Grey's 1Later on in the show, a guest is in the hospital teaching everyone his standard method of closing an incision, and that it would be the new standard that everyone throughout the Seattle Grace hospital system would be required to perform in order to help cut their surgery time in half.

I’ll give you just a few seconds to guess what the reaction of the employees in both scenes was from being dictated how they were going to operate from this point forward.  Rebellious, frustrated, not on board, rolling their eyes, combative… the list goes on!  So, what could they have done differently to implement their “efficiency programs” with more buy-in from their employees?

A really simple answer is, involve them in the problem solving and the solution.  There is great power when employees have ownership of both the problems and the solutions.  If employees and management are both aligned at the outset to the question of “what problem are we trying to solve”, and then both work together to develop solutions, implement them, and study the results, then adoption of the countermeasures across the company / hospital would happen much faster.  (it’s never that easy, of course – but better than not doing it together!)  So really, it is all about involving everyone in PDCA (or PDSA), and not just specialists.

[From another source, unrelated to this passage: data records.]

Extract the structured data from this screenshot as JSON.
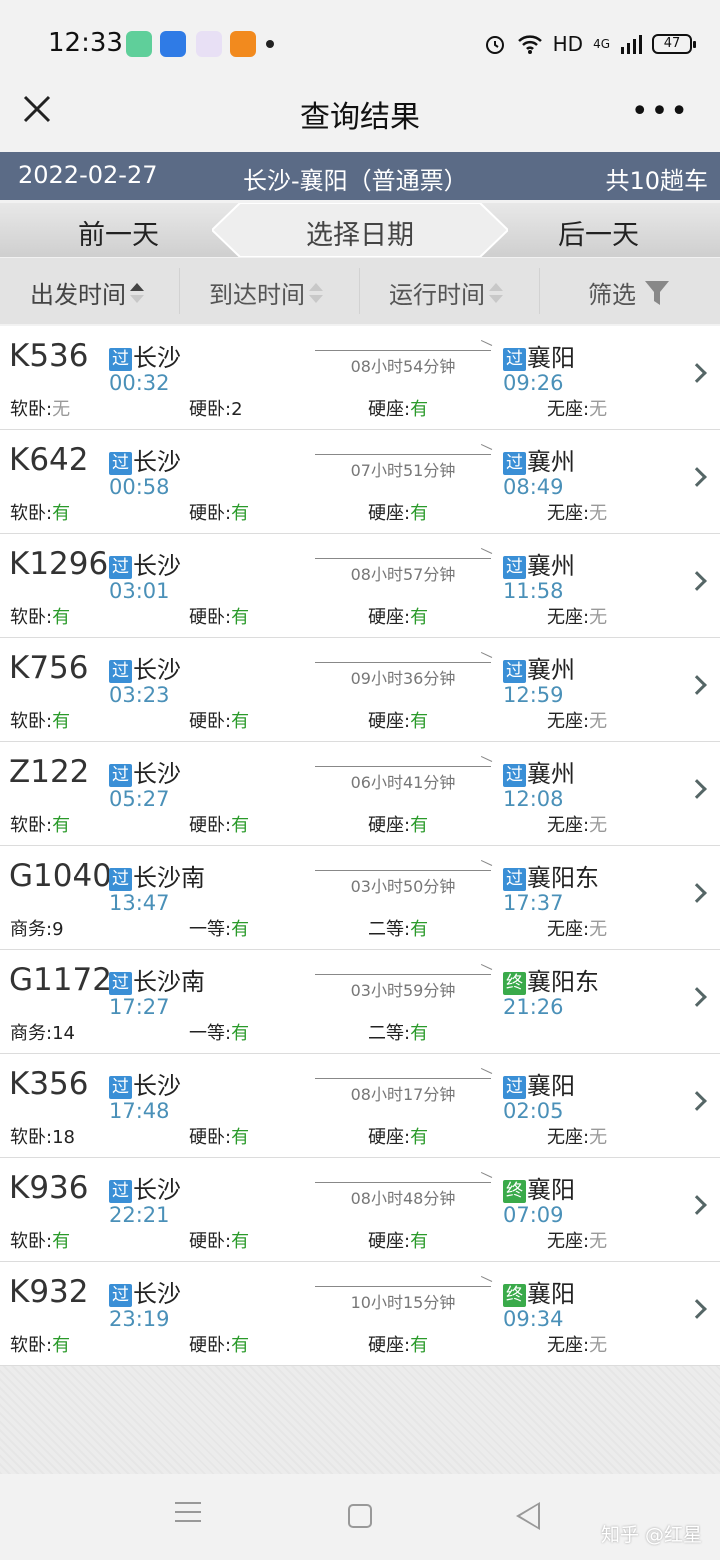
{
  "status_bar": {
    "time": "12:33",
    "network": "HD",
    "signal": "4G",
    "battery": "47"
  },
  "title_bar": {
    "title": "查询结果",
    "more": "•••"
  },
  "route": {
    "date": "2022-02-27",
    "name": "长沙-襄阳（普通票）",
    "count": "共10趟车"
  },
  "day_nav": {
    "prev": "前一天",
    "center": "选择日期",
    "next": "后一天"
  },
  "sort_bar": {
    "depart": "出发时间",
    "arrive": "到达时间",
    "duration": "运行时间",
    "filter": "筛选"
  },
  "colors": {
    "header_bg": "#5b6b86",
    "time_blue": "#4a90b8",
    "available_green": "#2a9a2a",
    "pass_badge": "#3a8fd6",
    "end_badge": "#3aaa4a"
  },
  "trains": [
    {
      "no": "K536",
      "from_badge": "过",
      "from": "长沙",
      "from_time": "00:32",
      "duration": "08小时54分钟",
      "to_badge": "过",
      "to": "襄阳",
      "to_time": "09:26",
      "seats": [
        {
          "label": "软卧:",
          "value": "无"
        },
        {
          "label": "硬卧:",
          "value": "2"
        },
        {
          "label": "硬座:",
          "value": "有"
        },
        {
          "label": "无座:",
          "value": "无"
        }
      ]
    },
    {
      "no": "K642",
      "from_badge": "过",
      "from": "长沙",
      "from_time": "00:58",
      "duration": "07小时51分钟",
      "to_badge": "过",
      "to": "襄州",
      "to_time": "08:49",
      "seats": [
        {
          "label": "软卧:",
          "value": "有"
        },
        {
          "label": "硬卧:",
          "value": "有"
        },
        {
          "label": "硬座:",
          "value": "有"
        },
        {
          "label": "无座:",
          "value": "无"
        }
      ]
    },
    {
      "no": "K1296",
      "from_badge": "过",
      "from": "长沙",
      "from_time": "03:01",
      "duration": "08小时57分钟",
      "to_badge": "过",
      "to": "襄州",
      "to_time": "11:58",
      "seats": [
        {
          "label": "软卧:",
          "value": "有"
        },
        {
          "label": "硬卧:",
          "value": "有"
        },
        {
          "label": "硬座:",
          "value": "有"
        },
        {
          "label": "无座:",
          "value": "无"
        }
      ]
    },
    {
      "no": "K756",
      "from_badge": "过",
      "from": "长沙",
      "from_time": "03:23",
      "duration": "09小时36分钟",
      "to_badge": "过",
      "to": "襄州",
      "to_time": "12:59",
      "seats": [
        {
          "label": "软卧:",
          "value": "有"
        },
        {
          "label": "硬卧:",
          "value": "有"
        },
        {
          "label": "硬座:",
          "value": "有"
        },
        {
          "label": "无座:",
          "value": "无"
        }
      ]
    },
    {
      "no": "Z122",
      "from_badge": "过",
      "from": "长沙",
      "from_time": "05:27",
      "duration": "06小时41分钟",
      "to_badge": "过",
      "to": "襄州",
      "to_time": "12:08",
      "seats": [
        {
          "label": "软卧:",
          "value": "有"
        },
        {
          "label": "硬卧:",
          "value": "有"
        },
        {
          "label": "硬座:",
          "value": "有"
        },
        {
          "label": "无座:",
          "value": "无"
        }
      ]
    },
    {
      "no": "G1040",
      "from_badge": "过",
      "from": "长沙南",
      "from_time": "13:47",
      "duration": "03小时50分钟",
      "to_badge": "过",
      "to": "襄阳东",
      "to_time": "17:37",
      "seats": [
        {
          "label": "商务:",
          "value": "9"
        },
        {
          "label": "一等:",
          "value": "有"
        },
        {
          "label": "二等:",
          "value": "有"
        },
        {
          "label": "无座:",
          "value": "无"
        }
      ]
    },
    {
      "no": "G1172",
      "from_badge": "过",
      "from": "长沙南",
      "from_time": "17:27",
      "duration": "03小时59分钟",
      "to_badge": "终",
      "to": "襄阳东",
      "to_time": "21:26",
      "seats": [
        {
          "label": "商务:",
          "value": "14"
        },
        {
          "label": "一等:",
          "value": "有"
        },
        {
          "label": "二等:",
          "value": "有"
        },
        {
          "label": "",
          "value": ""
        }
      ]
    },
    {
      "no": "K356",
      "from_badge": "过",
      "from": "长沙",
      "from_time": "17:48",
      "duration": "08小时17分钟",
      "to_badge": "过",
      "to": "襄阳",
      "to_time": "02:05",
      "seats": [
        {
          "label": "软卧:",
          "value": "18"
        },
        {
          "label": "硬卧:",
          "value": "有"
        },
        {
          "label": "硬座:",
          "value": "有"
        },
        {
          "label": "无座:",
          "value": "无"
        }
      ]
    },
    {
      "no": "K936",
      "from_badge": "过",
      "from": "长沙",
      "from_time": "22:21",
      "duration": "08小时48分钟",
      "to_badge": "终",
      "to": "襄阳",
      "to_time": "07:09",
      "seats": [
        {
          "label": "软卧:",
          "value": "有"
        },
        {
          "label": "硬卧:",
          "value": "有"
        },
        {
          "label": "硬座:",
          "value": "有"
        },
        {
          "label": "无座:",
          "value": "无"
        }
      ]
    },
    {
      "no": "K932",
      "from_badge": "过",
      "from": "长沙",
      "from_time": "23:19",
      "duration": "10小时15分钟",
      "to_badge": "终",
      "to": "襄阳",
      "to_time": "09:34",
      "seats": [
        {
          "label": "软卧:",
          "value": "有"
        },
        {
          "label": "硬卧:",
          "value": "有"
        },
        {
          "label": "硬座:",
          "value": "有"
        },
        {
          "label": "无座:",
          "value": "无"
        }
      ]
    }
  ],
  "watermark": "知乎 @红星"
}
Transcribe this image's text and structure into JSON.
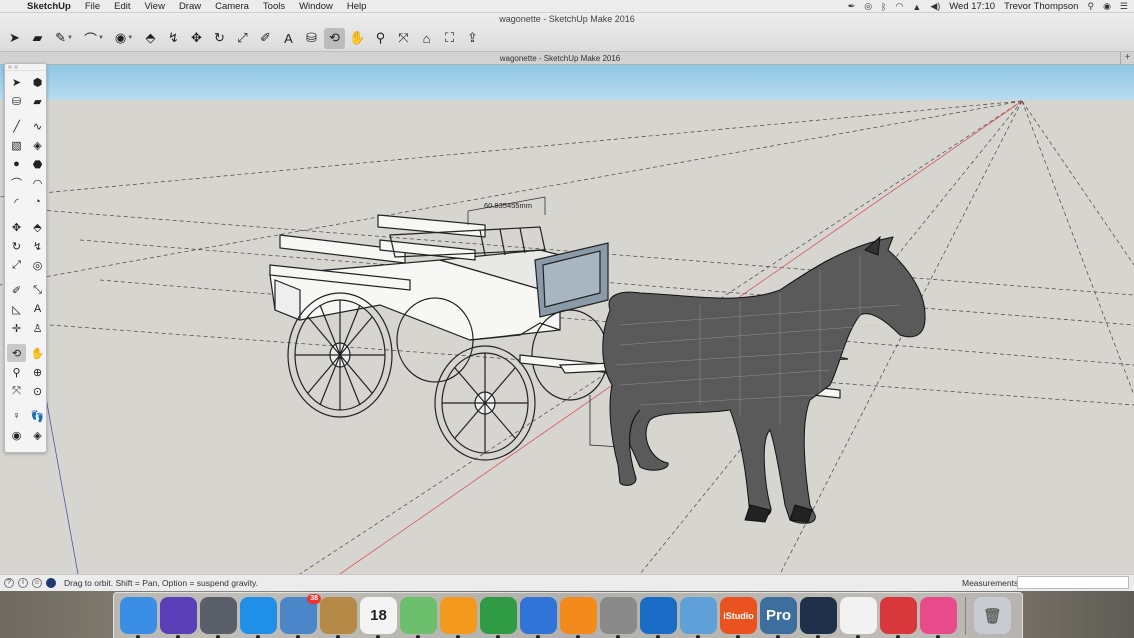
{
  "menubar": {
    "app": "SketchUp",
    "items": [
      "File",
      "Edit",
      "View",
      "Draw",
      "Camera",
      "Tools",
      "Window",
      "Help"
    ],
    "clock": "Wed 17:10",
    "user": "Trevor Thompson"
  },
  "window": {
    "title": "wagonette - SketchUp Make 2016",
    "tab_title": "wagonette - SketchUp Make 2016"
  },
  "toolbar": {
    "tools": [
      {
        "icon": "select-arrow-icon",
        "glyph": "➤"
      },
      {
        "icon": "eraser-icon",
        "glyph": "▰"
      },
      {
        "icon": "pencil-line-icon",
        "glyph": "✎",
        "dropdown": true
      },
      {
        "icon": "arc-icon",
        "glyph": "⌒",
        "dropdown": true
      },
      {
        "icon": "circle-shape-icon",
        "glyph": "◉",
        "dropdown": true
      },
      {
        "icon": "push-pull-icon",
        "glyph": "⬘"
      },
      {
        "icon": "follow-me-icon",
        "glyph": "↯"
      },
      {
        "icon": "move-icon",
        "glyph": "✥"
      },
      {
        "icon": "rotate-icon",
        "glyph": "↻"
      },
      {
        "icon": "scale-icon",
        "glyph": "⤢"
      },
      {
        "icon": "tape-measure-icon",
        "glyph": "✐"
      },
      {
        "icon": "text-icon",
        "glyph": "A"
      },
      {
        "icon": "paint-bucket-icon",
        "glyph": "⛁"
      },
      {
        "icon": "orbit-icon",
        "glyph": "⟲",
        "active": true
      },
      {
        "icon": "pan-icon",
        "glyph": "✋"
      },
      {
        "icon": "zoom-icon",
        "glyph": "⚲"
      },
      {
        "icon": "zoom-extents-icon",
        "glyph": "⤧"
      },
      {
        "icon": "warehouse-icon",
        "glyph": "⌂"
      },
      {
        "icon": "extension-warehouse-icon",
        "glyph": "⛶"
      },
      {
        "icon": "share-model-icon",
        "glyph": "⇪"
      }
    ]
  },
  "palette": {
    "tools": [
      {
        "icon": "select-icon",
        "glyph": "➤"
      },
      {
        "icon": "make-component-icon",
        "glyph": "⬢"
      },
      {
        "icon": "paint-bucket-icon",
        "glyph": "⛁"
      },
      {
        "icon": "eraser-icon",
        "glyph": "▰"
      },
      {
        "sep": true
      },
      {
        "icon": "line-icon",
        "glyph": "╱"
      },
      {
        "icon": "freehand-icon",
        "glyph": "∿"
      },
      {
        "icon": "rectangle-icon",
        "glyph": "▧"
      },
      {
        "icon": "rotated-rectangle-icon",
        "glyph": "◈"
      },
      {
        "icon": "circle-icon",
        "glyph": "●"
      },
      {
        "icon": "polygon-icon",
        "glyph": "⬣"
      },
      {
        "icon": "arc-icon",
        "glyph": "⌒"
      },
      {
        "icon": "two-point-arc-icon",
        "glyph": "◠"
      },
      {
        "icon": "three-point-arc-icon",
        "glyph": "◜"
      },
      {
        "icon": "pie-icon",
        "glyph": "◔"
      },
      {
        "sep": true
      },
      {
        "icon": "move-icon",
        "glyph": "✥"
      },
      {
        "icon": "push-pull-icon",
        "glyph": "⬘"
      },
      {
        "icon": "rotate-icon",
        "glyph": "↻"
      },
      {
        "icon": "follow-me-icon",
        "glyph": "↯"
      },
      {
        "icon": "scale-icon",
        "glyph": "⤢"
      },
      {
        "icon": "offset-icon",
        "glyph": "◎"
      },
      {
        "sep": true
      },
      {
        "icon": "tape-measure-icon",
        "glyph": "✐"
      },
      {
        "icon": "dimension-icon",
        "glyph": "⤡"
      },
      {
        "icon": "protractor-icon",
        "glyph": "◺"
      },
      {
        "icon": "text-icon",
        "glyph": "A"
      },
      {
        "icon": "axes-icon",
        "glyph": "✛"
      },
      {
        "icon": "3d-text-icon",
        "glyph": "♙"
      },
      {
        "sep": true
      },
      {
        "icon": "orbit-icon",
        "glyph": "⟲",
        "active": true
      },
      {
        "icon": "pan-icon",
        "glyph": "✋"
      },
      {
        "icon": "zoom-icon",
        "glyph": "⚲"
      },
      {
        "icon": "zoom-window-icon",
        "glyph": "⊕"
      },
      {
        "icon": "zoom-extents-icon",
        "glyph": "⤧"
      },
      {
        "icon": "previous-view-icon",
        "glyph": "⊙"
      },
      {
        "sep": true
      },
      {
        "icon": "position-camera-icon",
        "glyph": "♀"
      },
      {
        "icon": "walk-icon",
        "glyph": "👣"
      },
      {
        "icon": "look-around-icon",
        "glyph": "◉"
      },
      {
        "icon": "section-plane-icon",
        "glyph": "◈"
      }
    ]
  },
  "model": {
    "dimension_label": "60.835455mm"
  },
  "status": {
    "hint": "Drag to orbit. Shift = Pan, Option = suspend gravity.",
    "measurements_label": "Measurements",
    "measurements_value": ""
  },
  "dock": {
    "apps": [
      {
        "name": "finder",
        "label": "",
        "color": "#3a8ee6"
      },
      {
        "name": "siri",
        "label": "",
        "color": "#5b3fb8"
      },
      {
        "name": "launchpad",
        "label": "",
        "color": "#5a5f6a"
      },
      {
        "name": "safari",
        "label": "",
        "color": "#1f8fe8"
      },
      {
        "name": "mail",
        "label": "",
        "color": "#4a86c8",
        "badge": "38"
      },
      {
        "name": "notes",
        "label": "",
        "color": "#b48a46"
      },
      {
        "name": "calendar",
        "label": "18",
        "color": "#f4f4f4",
        "text": "#222"
      },
      {
        "name": "maps",
        "label": "",
        "color": "#6cbf6c"
      },
      {
        "name": "pages",
        "label": "",
        "color": "#f39a1e"
      },
      {
        "name": "numbers",
        "label": "",
        "color": "#2f9b44"
      },
      {
        "name": "keynote",
        "label": "",
        "color": "#2f74d6"
      },
      {
        "name": "ibooks",
        "label": "",
        "color": "#f28a1c"
      },
      {
        "name": "system-preferences",
        "label": "",
        "color": "#8a8a8a"
      },
      {
        "name": "teamviewer",
        "label": "",
        "color": "#1b6cc7"
      },
      {
        "name": "preview",
        "label": "",
        "color": "#5fa0d8"
      },
      {
        "name": "istudio",
        "label": "iStudio",
        "color": "#e8531f"
      },
      {
        "name": "google-earth-pro",
        "label": "Pro",
        "color": "#3d6e9e"
      },
      {
        "name": "sketchup-dark",
        "label": "",
        "color": "#20304a"
      },
      {
        "name": "photos",
        "label": "",
        "color": "#f2f2f2"
      },
      {
        "name": "sketchup",
        "label": "",
        "color": "#d8383b"
      },
      {
        "name": "itunes",
        "label": "",
        "color": "#e84b8a"
      }
    ],
    "trash": {
      "name": "trash",
      "color": "#c8ccd2"
    }
  }
}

Now, if you watch the show, you’ll counter with “Well, they are under a serious budget crunch, the hospital is going to run out of money and close down in a matter of weeks, and they have to make these drastic changes quickly in order to help everyone keep their jobs, so they don’t have time to involve the employees and do a proper job.”  And I might agree, say that’s true, but then I’ll counter with, “If they had only been using lean thinking all these years, their standards for approving private airlines may have caught a potential risk situation early on and prevented all the chaos, or they might have already made a lot of efficiency improvements that would have made them a profitable hospital in the first place.”

Are you going to wait until a crisis happens to implement or adopt lean thinking at your company?  Or are you going to implement it so that you avoid ever getting into a crisis in the first place?